If I had to guess, I’ve probably read around 300 books in my lifetime. And while many of those were akin to “Magic Treehouse” and “Diary of a Wimpy Kid,” the bulk of the books are in the Young Adult genre. So, I guess you could say that I know a good YA book when I read one, and “Emergency Contact” by Mary H. K. Choi definitely fits under that category.
“Emergency Contact” was published on March 27, 2018, and has amassed reviews from esteemed authors such as Rainbow Rowell and awards like the Goodreads Choice Awards Best Young Adult Fiction award.

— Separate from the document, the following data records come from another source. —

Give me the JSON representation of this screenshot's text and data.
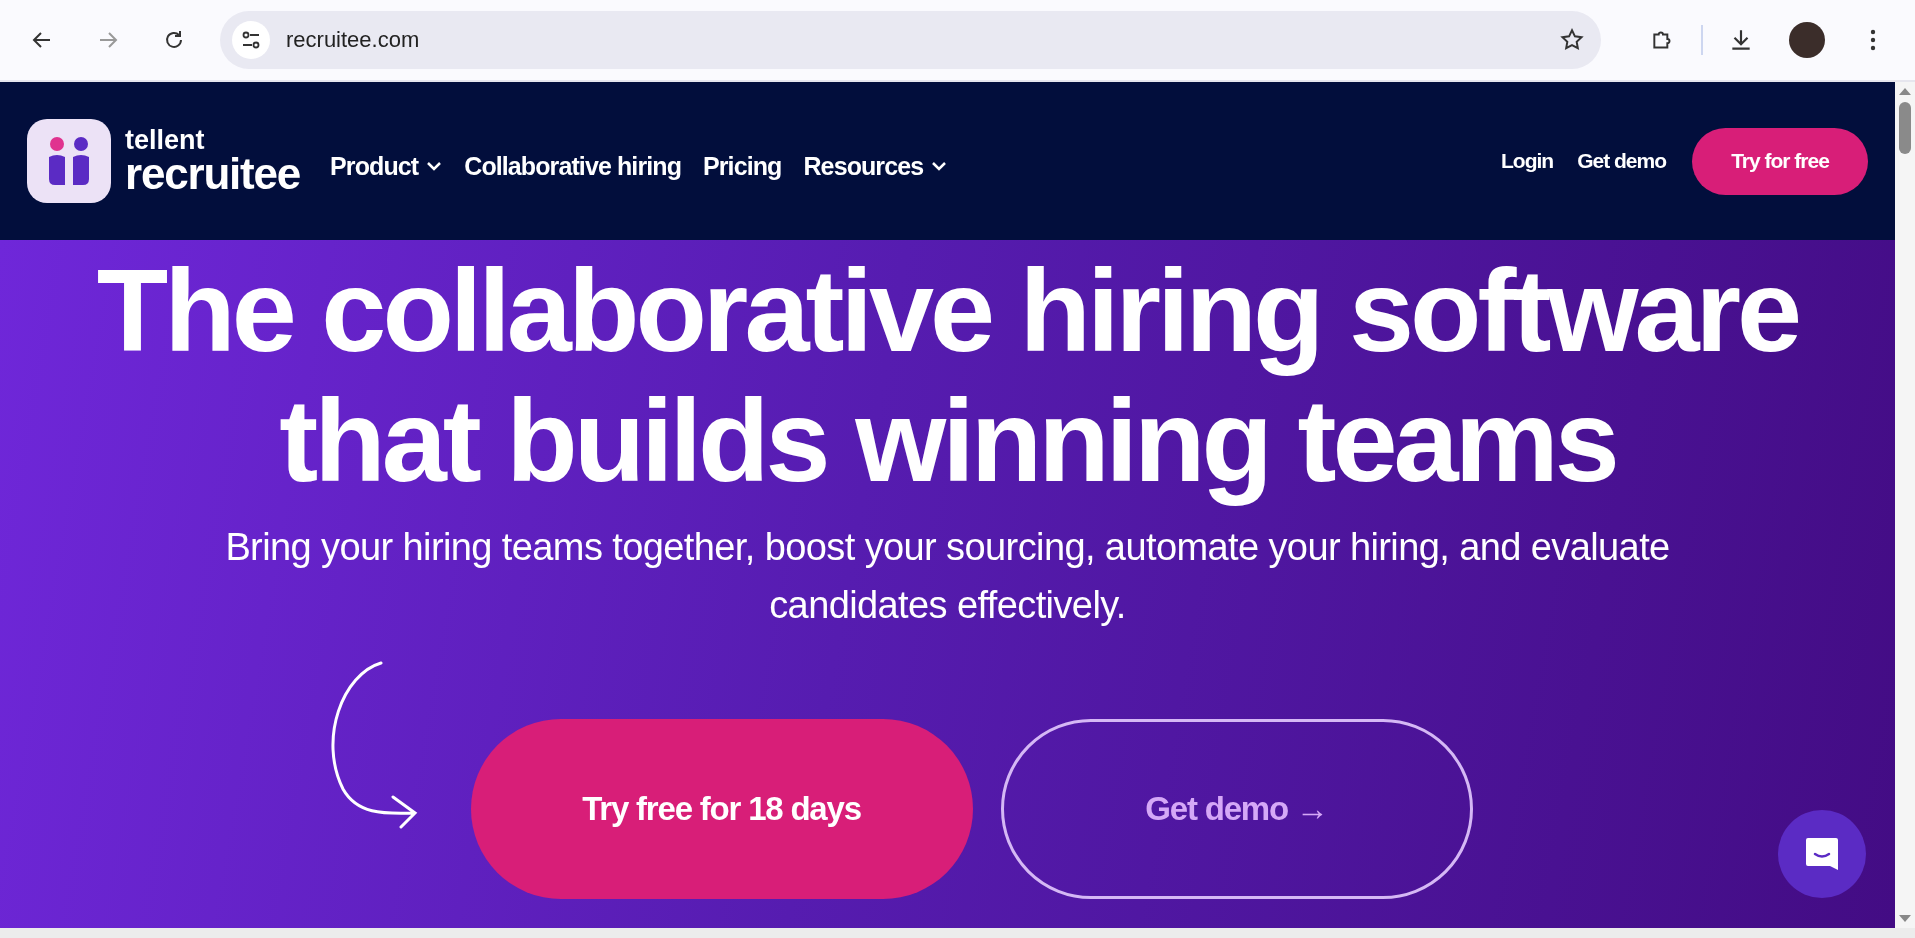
{
  "browser": {
    "url": "recruitee.com"
  },
  "nav": {
    "logo_top": "tellent",
    "logo_bottom": "recruitee",
    "items": [
      {
        "label": "Product",
        "has_menu": true
      },
      {
        "label": "Collaborative hiring",
        "has_menu": false
      },
      {
        "label": "Pricing",
        "has_menu": false
      },
      {
        "label": "Resources",
        "has_menu": true
      }
    ],
    "login": "Login",
    "demo": "Get demo",
    "cta": "Try for free"
  },
  "hero": {
    "title_lines": [
      "The collaborative hiring software",
      "that builds winning teams"
    ],
    "subtitle": "Bring your hiring teams together, boost your sourcing, automate your hiring, and evaluate candidates effectively.",
    "primary_button": "Try free for 18 days",
    "secondary_button": "Get demo →"
  }
}
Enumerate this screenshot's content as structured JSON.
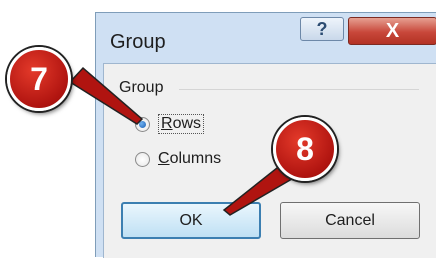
{
  "dialog": {
    "title": "Group",
    "help_glyph": "?",
    "close_glyph": "X",
    "group_label": "Group",
    "options": [
      {
        "label_prefix": "",
        "label_underlined": "R",
        "label_rest": "ows",
        "selected": true
      },
      {
        "label_prefix": "",
        "label_underlined": "C",
        "label_rest": "olumns",
        "selected": false
      }
    ],
    "ok_label": "OK",
    "cancel_label": "Cancel"
  },
  "callouts": [
    {
      "number": "7"
    },
    {
      "number": "8"
    }
  ],
  "colors": {
    "callout_red": "#b01410",
    "dialog_frame": "#cfe0f3",
    "close_red": "#c8473a"
  }
}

I was first drawn to this book because of the beautiful cover art, which is light pink with black illustration and gold lettering. In this case, you should judge a book by its cover, because it’s truly one of the prettiest covers I’ve ever seen.
As for the actual storyline, it’s pretty realistic—the two main characters, Penny and Sam, live in Austin, Texas. Penny is a freshman at the University of Texas and is adjusting to living alone, and Sam is an aspiring documentary filmmaker and college dropout who works and lives at a coffee shop.
The two meet through Penny’s boisterous roommate Jude, who is basically the opposite of Penny. Penny and Sam start a friendship after Penny helps Sam when he has a panic attack in the middle of the street, thus coining the moniker “emergency contact.”
The words “emergency contact” take on a different meaning with Penny and Sam, who quickly become each other’s texting go-tos and form an unusual friendship where they only text, but don’t make an effort to see each other in real life. Nevertheless, Penny begins to quickly fall for Sam.
In between this odd virtual relationship, Penny deals with her mom’s drama, her strained relationship with Jude and a story she’s writing for her creative writing class. Sam struggles with his demonic ex-girlfriend and shooting his first documentary. But they still come back to each other, sharing their deepest and darkest secrets.
The book ends with Penny and Sam finally reconciling in person and Sam realizing that he’s also fallen for Penny. A sort of stereotypical ending, but it doesn’t matter because after reading the book, you want them to be together so bad.
Choi has a talent for creating characters so real, they almost feel like they could be someone you know. She includes the tiniest details, like Penny being lactose intolerant.
Sometimes, characters in books can be pretty one-dimensional, but not Penny and Sam. Why do I know that Sam’s mom’s favorite tart flavor is plum?
Choi doesn’t shy away from the big issues, either. Penny is Korean, and throughout the novel she is constantly fighting racist remarks made by her roommate’s best friend or someone else. And when Penny finally shares with Sam that her old tutor raped her, Choi weaves a scenario so heartbreaking that you want to reach through the pages and give Penny a big hug.
Overall, the storyline, while being pretty plain, is highlighted by Choi’s storytelling skills and ability to embellish mundane scenarios. If you’re into YA books, witty humor and scenes so touching that you’ll emit a sincere “aw,” give “Emergency Contact” a read.
Story by Ponette Kim
Photo courtesy of Wiki Commons